[Web page and app entries]
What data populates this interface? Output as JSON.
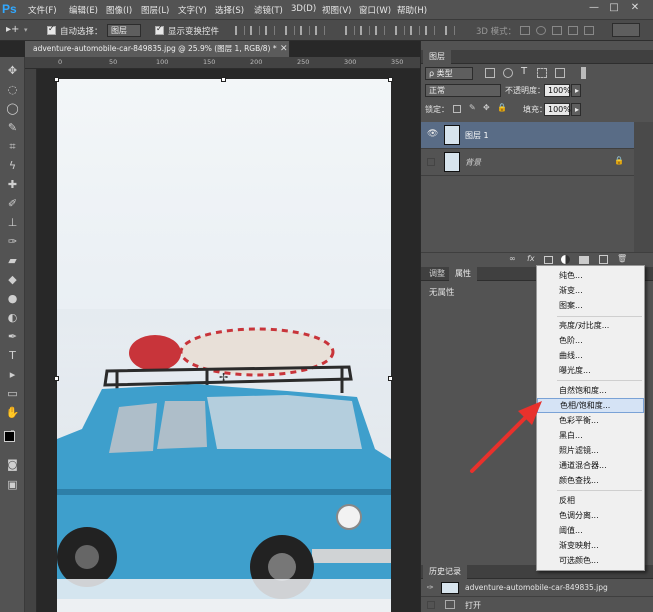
{
  "app": {
    "logo": "Ps"
  },
  "menu": [
    "文件(F)",
    "编辑(E)",
    "图像(I)",
    "图层(L)",
    "文字(Y)",
    "选择(S)",
    "滤镜(T)",
    "3D(D)",
    "视图(V)",
    "窗口(W)",
    "帮助(H)"
  ],
  "options": {
    "auto_select_label": "自动选择：",
    "auto_select_value": "图层",
    "show_transform": "显示变换控件",
    "mode3d": "3D 模式："
  },
  "document": {
    "tab_title": "adventure-automobile-car-849835.jpg @ 25.9% (图层 1, RGB/8) *"
  },
  "ruler": {
    "top": [
      "0",
      "50",
      "100",
      "150",
      "200",
      "250",
      "300",
      "350"
    ]
  },
  "layers_panel": {
    "tab": "图层",
    "kind_label": "ρ 类型",
    "blend_mode": "正常",
    "opacity_label": "不透明度：",
    "opacity_value": "100%",
    "lock_label": "锁定：",
    "fill_label": "填充：",
    "fill_value": "100%",
    "layers": [
      {
        "name": "图层 1",
        "selected": true
      },
      {
        "name": "背景",
        "locked": true
      }
    ]
  },
  "properties_panel": {
    "tabs": [
      "调整",
      "属性"
    ],
    "content": "无属性"
  },
  "adjustment_menu": {
    "groups": [
      [
        "纯色...",
        "渐变...",
        "图案..."
      ],
      [
        "亮度/对比度...",
        "色阶...",
        "曲线...",
        "曝光度..."
      ],
      [
        "自然饱和度...",
        "色相/饱和度...",
        "色彩平衡...",
        "黑白...",
        "照片滤镜...",
        "通道混合器...",
        "颜色查找..."
      ],
      [
        "反相",
        "色调分离...",
        "阈值...",
        "渐变映射...",
        "可选颜色..."
      ]
    ],
    "highlighted": "色相/饱和度..."
  },
  "history_panel": {
    "tab": "历史记录",
    "snapshot": "adventure-automobile-car-849835.jpg",
    "items": [
      "打开"
    ]
  },
  "colors": {
    "accent": "#31a8ff",
    "arrow": "#e8312c",
    "car": "#3e9fcc",
    "tube": "#c8343a"
  }
}
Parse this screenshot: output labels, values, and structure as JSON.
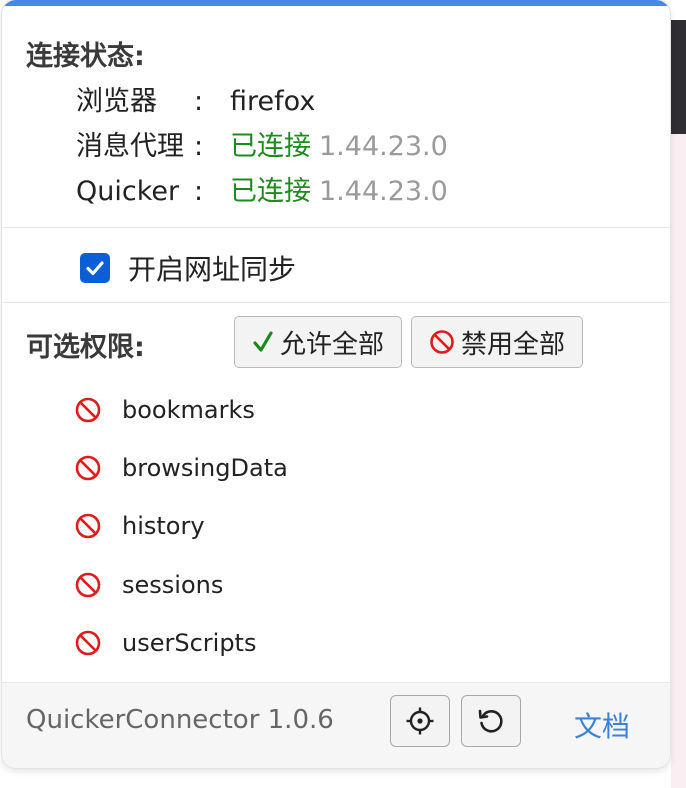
{
  "connection": {
    "title": "连接状态:",
    "browser": {
      "label": "浏览器",
      "colon": ":",
      "value": "firefox"
    },
    "proxy": {
      "label": "消息代理",
      "colon": ":",
      "status": "已连接",
      "version": "1.44.23.0"
    },
    "quicker": {
      "label": "Quicker",
      "colon": ":",
      "status": "已连接",
      "version": "1.44.23.0"
    }
  },
  "sync": {
    "label": "开启网址同步",
    "checked": true
  },
  "permissions": {
    "title": "可选权限:",
    "allow_all_label": "允许全部",
    "deny_all_label": "禁用全部",
    "items": [
      {
        "label": "bookmarks",
        "icon": "ban-icon"
      },
      {
        "label": "browsingData",
        "icon": "ban-icon"
      },
      {
        "label": "history",
        "icon": "ban-icon"
      },
      {
        "label": "sessions",
        "icon": "ban-icon"
      },
      {
        "label": "userScripts",
        "icon": "ban-icon"
      }
    ]
  },
  "footer": {
    "app_name": "QuickerConnector 1.0.6",
    "docs_label": "文档",
    "locate_icon": "crosshair-icon",
    "reload_icon": "reload-icon"
  },
  "colors": {
    "accent": "#4a86e8",
    "connected": "#1d8a1d",
    "version": "#9a9a9a",
    "ban": "#e01b1b",
    "link": "#3b82d6",
    "checkbox": "#0a5ed7"
  }
}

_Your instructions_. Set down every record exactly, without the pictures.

_Response to this exercise_.
What data populates this interface? Output as JSON.
{
  "app": {
    "logo": "Ps"
  },
  "menu": [
    "文件(F)",
    "编辑(E)",
    "图像(I)",
    "图层(L)",
    "文字(Y)",
    "选择(S)",
    "滤镜(T)",
    "3D(D)",
    "视图(V)",
    "窗口(W)",
    "帮助(H)"
  ],
  "options": {
    "auto_select_label": "自动选择：",
    "auto_select_value": "图层",
    "show_transform": "显示变换控件",
    "mode3d": "3D 模式："
  },
  "document": {
    "tab_title": "adventure-automobile-car-849835.jpg @ 25.9% (图层 1, RGB/8) *"
  },
  "ruler": {
    "top": [
      "0",
      "50",
      "100",
      "150",
      "200",
      "250",
      "300",
      "350"
    ]
  },
  "layers_panel": {
    "tab": "图层",
    "kind_label": "ρ 类型",
    "blend_mode": "正常",
    "opacity_label": "不透明度：",
    "opacity_value": "100%",
    "lock_label": "锁定：",
    "fill_label": "填充：",
    "fill_value": "100%",
    "layers": [
      {
        "name": "图层 1",
        "selected": true
      },
      {
        "name": "背景",
        "locked": true
      }
    ]
  },
  "properties_panel": {
    "tabs": [
      "调整",
      "属性"
    ],
    "content": "无属性"
  },
  "adjustment_menu": {
    "groups": [
      [
        "纯色...",
        "渐变...",
        "图案..."
      ],
      [
        "亮度/对比度...",
        "色阶...",
        "曲线...",
        "曝光度..."
      ],
      [
        "自然饱和度...",
        "色相/饱和度...",
        "色彩平衡...",
        "黑白...",
        "照片滤镜...",
        "通道混合器...",
        "颜色查找..."
      ],
      [
        "反相",
        "色调分离...",
        "阈值...",
        "渐变映射...",
        "可选颜色..."
      ]
    ],
    "highlighted": "色相/饱和度..."
  },
  "history_panel": {
    "tab": "历史记录",
    "snapshot": "adventure-automobile-car-849835.jpg",
    "items": [
      "打开"
    ]
  },
  "colors": {
    "accent": "#31a8ff",
    "arrow": "#e8312c",
    "car": "#3e9fcc",
    "tube": "#c8343a"
  }
}
Parse this screenshot: output labels, values, and structure as JSON.
{
  "connection": {
    "title": "连接状态:",
    "browser": {
      "label": "浏览器",
      "colon": ":",
      "value": "firefox"
    },
    "proxy": {
      "label": "消息代理",
      "colon": ":",
      "status": "已连接",
      "version": "1.44.23.0"
    },
    "quicker": {
      "label": "Quicker",
      "colon": ":",
      "status": "已连接",
      "version": "1.44.23.0"
    }
  },
  "sync": {
    "label": "开启网址同步",
    "checked": true
  },
  "permissions": {
    "title": "可选权限:",
    "allow_all_label": "允许全部",
    "deny_all_label": "禁用全部",
    "items": [
      {
        "label": "bookmarks",
        "icon": "ban-icon"
      },
      {
        "label": "browsingData",
        "icon": "ban-icon"
      },
      {
        "label": "history",
        "icon": "ban-icon"
      },
      {
        "label": "sessions",
        "icon": "ban-icon"
      },
      {
        "label": "userScripts",
        "icon": "ban-icon"
      }
    ]
  },
  "footer": {
    "app_name": "QuickerConnector 1.0.6",
    "docs_label": "文档",
    "locate_icon": "crosshair-icon",
    "reload_icon": "reload-icon"
  },
  "colors": {
    "accent": "#4a86e8",
    "connected": "#1d8a1d",
    "version": "#9a9a9a",
    "ban": "#e01b1b",
    "link": "#3b82d6",
    "checkbox": "#0a5ed7"
  }
}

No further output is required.